Work to complete: Read the data below line by line and copy each one with "screenshot" in it.

-- -- --

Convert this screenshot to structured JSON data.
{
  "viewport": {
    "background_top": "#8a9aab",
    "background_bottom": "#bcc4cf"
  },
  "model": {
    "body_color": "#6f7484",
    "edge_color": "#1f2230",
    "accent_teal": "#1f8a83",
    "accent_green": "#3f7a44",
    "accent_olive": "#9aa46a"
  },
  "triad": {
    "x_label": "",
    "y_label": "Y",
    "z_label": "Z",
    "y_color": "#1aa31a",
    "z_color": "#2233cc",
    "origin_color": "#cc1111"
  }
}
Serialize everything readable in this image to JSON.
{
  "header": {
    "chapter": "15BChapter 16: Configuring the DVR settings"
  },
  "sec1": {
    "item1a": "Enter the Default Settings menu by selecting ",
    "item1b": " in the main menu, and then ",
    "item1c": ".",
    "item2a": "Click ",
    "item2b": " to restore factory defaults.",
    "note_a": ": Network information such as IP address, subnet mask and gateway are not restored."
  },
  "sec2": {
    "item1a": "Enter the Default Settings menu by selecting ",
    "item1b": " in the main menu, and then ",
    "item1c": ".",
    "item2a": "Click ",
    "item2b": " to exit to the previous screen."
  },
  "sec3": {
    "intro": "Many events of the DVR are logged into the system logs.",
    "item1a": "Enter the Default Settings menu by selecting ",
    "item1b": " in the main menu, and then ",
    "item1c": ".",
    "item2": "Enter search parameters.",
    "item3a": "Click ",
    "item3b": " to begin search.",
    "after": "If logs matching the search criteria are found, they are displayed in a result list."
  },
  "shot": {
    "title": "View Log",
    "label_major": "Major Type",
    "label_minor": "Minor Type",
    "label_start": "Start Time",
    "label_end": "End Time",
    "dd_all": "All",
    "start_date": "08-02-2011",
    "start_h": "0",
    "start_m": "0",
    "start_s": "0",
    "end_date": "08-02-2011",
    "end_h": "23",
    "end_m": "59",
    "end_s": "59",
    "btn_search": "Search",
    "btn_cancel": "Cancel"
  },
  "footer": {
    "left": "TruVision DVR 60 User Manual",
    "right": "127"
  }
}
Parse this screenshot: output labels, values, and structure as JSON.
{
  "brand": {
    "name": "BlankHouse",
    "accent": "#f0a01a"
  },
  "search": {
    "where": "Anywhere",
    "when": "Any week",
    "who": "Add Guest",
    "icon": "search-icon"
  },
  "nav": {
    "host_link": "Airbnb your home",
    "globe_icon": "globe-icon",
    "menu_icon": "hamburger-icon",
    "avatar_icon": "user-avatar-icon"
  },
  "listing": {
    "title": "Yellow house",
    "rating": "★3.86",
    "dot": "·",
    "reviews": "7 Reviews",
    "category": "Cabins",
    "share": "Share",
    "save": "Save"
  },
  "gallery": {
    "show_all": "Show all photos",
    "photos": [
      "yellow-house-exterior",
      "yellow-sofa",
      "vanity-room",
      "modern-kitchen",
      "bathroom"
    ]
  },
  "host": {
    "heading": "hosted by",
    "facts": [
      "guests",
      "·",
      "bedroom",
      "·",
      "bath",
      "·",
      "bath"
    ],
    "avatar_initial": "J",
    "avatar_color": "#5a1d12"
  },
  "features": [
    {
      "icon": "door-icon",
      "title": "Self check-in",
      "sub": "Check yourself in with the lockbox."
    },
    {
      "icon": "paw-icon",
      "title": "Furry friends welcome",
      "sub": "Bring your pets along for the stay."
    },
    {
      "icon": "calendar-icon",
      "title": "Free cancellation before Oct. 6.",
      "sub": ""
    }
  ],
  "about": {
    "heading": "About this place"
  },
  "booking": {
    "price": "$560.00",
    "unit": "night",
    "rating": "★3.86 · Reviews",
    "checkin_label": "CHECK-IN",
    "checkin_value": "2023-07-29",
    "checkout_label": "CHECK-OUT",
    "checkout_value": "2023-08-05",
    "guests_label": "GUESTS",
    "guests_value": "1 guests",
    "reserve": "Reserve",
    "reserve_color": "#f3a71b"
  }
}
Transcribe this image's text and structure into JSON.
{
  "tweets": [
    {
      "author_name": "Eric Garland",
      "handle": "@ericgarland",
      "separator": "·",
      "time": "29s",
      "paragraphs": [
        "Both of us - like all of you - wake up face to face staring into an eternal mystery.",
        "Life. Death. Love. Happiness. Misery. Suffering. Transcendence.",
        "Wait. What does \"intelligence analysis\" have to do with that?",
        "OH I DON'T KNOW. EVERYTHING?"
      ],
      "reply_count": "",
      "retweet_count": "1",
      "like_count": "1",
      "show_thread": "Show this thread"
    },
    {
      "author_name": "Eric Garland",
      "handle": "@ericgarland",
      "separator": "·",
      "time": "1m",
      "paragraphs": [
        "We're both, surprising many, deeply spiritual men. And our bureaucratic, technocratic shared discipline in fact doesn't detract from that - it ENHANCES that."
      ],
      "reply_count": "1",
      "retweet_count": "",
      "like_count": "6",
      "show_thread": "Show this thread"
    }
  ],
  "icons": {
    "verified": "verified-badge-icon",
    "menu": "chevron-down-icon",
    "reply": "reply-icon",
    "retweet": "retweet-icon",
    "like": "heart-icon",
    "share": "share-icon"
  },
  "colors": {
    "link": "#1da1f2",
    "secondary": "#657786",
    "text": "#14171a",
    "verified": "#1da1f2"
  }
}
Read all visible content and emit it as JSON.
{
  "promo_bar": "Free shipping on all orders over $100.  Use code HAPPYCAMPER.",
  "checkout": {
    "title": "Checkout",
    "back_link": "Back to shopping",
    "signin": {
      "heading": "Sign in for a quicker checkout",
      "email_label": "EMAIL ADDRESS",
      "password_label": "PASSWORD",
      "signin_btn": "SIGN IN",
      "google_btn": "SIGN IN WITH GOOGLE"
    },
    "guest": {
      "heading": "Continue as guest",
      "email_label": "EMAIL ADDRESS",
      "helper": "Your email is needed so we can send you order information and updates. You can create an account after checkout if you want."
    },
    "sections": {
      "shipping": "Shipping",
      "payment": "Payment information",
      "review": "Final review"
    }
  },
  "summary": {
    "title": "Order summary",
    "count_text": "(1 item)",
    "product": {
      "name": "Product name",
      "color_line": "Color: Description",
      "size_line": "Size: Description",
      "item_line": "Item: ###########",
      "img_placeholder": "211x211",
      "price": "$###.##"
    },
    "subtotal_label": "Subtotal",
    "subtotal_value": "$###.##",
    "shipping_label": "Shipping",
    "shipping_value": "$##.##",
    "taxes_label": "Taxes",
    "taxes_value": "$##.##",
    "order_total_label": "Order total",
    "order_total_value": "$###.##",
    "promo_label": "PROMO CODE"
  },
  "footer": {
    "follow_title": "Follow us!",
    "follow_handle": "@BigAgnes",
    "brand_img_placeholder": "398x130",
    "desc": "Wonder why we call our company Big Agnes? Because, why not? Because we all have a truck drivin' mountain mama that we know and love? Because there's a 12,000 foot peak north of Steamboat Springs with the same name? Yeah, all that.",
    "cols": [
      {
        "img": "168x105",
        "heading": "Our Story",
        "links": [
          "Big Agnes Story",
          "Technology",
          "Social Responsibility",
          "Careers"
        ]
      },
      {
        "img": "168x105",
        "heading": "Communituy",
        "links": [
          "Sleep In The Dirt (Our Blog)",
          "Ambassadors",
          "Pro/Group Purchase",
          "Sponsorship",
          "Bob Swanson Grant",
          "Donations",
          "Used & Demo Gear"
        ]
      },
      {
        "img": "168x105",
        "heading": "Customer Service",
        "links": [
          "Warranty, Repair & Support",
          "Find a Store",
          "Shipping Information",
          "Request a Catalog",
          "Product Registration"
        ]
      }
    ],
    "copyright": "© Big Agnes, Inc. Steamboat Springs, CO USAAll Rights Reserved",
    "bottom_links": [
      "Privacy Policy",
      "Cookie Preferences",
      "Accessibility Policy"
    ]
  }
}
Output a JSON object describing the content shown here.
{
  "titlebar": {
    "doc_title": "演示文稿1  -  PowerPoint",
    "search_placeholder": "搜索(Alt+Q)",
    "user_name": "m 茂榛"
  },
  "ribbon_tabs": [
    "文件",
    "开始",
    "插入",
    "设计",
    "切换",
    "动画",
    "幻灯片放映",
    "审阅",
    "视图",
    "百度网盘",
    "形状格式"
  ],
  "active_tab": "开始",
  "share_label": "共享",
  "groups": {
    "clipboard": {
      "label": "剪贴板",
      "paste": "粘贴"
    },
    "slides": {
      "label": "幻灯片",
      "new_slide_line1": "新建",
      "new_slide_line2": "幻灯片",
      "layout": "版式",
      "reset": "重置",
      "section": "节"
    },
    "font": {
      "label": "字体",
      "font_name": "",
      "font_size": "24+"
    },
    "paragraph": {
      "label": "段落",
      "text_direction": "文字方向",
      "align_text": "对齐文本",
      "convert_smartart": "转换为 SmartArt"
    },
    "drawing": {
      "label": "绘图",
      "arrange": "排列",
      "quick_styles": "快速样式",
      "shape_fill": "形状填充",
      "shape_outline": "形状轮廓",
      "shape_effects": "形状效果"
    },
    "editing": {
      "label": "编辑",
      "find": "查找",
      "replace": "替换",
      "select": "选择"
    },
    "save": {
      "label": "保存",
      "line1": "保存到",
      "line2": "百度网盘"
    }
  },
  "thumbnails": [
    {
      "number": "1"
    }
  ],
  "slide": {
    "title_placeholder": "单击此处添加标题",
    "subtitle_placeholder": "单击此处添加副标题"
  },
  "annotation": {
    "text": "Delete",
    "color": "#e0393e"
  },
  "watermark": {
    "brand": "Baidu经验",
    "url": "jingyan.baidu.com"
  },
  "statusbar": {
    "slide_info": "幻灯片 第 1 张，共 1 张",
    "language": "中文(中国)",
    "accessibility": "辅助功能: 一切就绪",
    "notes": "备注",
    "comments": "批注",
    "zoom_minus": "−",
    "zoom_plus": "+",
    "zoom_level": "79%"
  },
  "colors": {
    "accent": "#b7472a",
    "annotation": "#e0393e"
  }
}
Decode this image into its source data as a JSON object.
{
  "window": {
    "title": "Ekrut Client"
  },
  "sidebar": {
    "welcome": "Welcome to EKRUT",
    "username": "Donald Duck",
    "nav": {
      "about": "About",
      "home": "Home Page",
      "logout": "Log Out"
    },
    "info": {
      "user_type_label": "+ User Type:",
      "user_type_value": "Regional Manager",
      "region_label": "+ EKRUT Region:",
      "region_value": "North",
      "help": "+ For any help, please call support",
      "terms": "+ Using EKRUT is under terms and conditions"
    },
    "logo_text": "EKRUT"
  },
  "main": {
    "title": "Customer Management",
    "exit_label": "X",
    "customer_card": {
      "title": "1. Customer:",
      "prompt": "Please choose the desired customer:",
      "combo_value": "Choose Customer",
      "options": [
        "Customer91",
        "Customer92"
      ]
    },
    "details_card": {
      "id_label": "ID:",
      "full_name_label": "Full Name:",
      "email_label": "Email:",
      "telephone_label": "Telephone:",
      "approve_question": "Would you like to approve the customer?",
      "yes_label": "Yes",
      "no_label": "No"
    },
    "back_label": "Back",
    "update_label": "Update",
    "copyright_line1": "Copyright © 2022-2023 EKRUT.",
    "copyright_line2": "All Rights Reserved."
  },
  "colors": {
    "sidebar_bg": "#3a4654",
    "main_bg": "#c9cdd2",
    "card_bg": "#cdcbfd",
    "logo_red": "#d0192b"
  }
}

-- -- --

Task solution:
Convert this screenshot to structured JSON data.
Parse this screenshot: output labels, values, and structure as JSON.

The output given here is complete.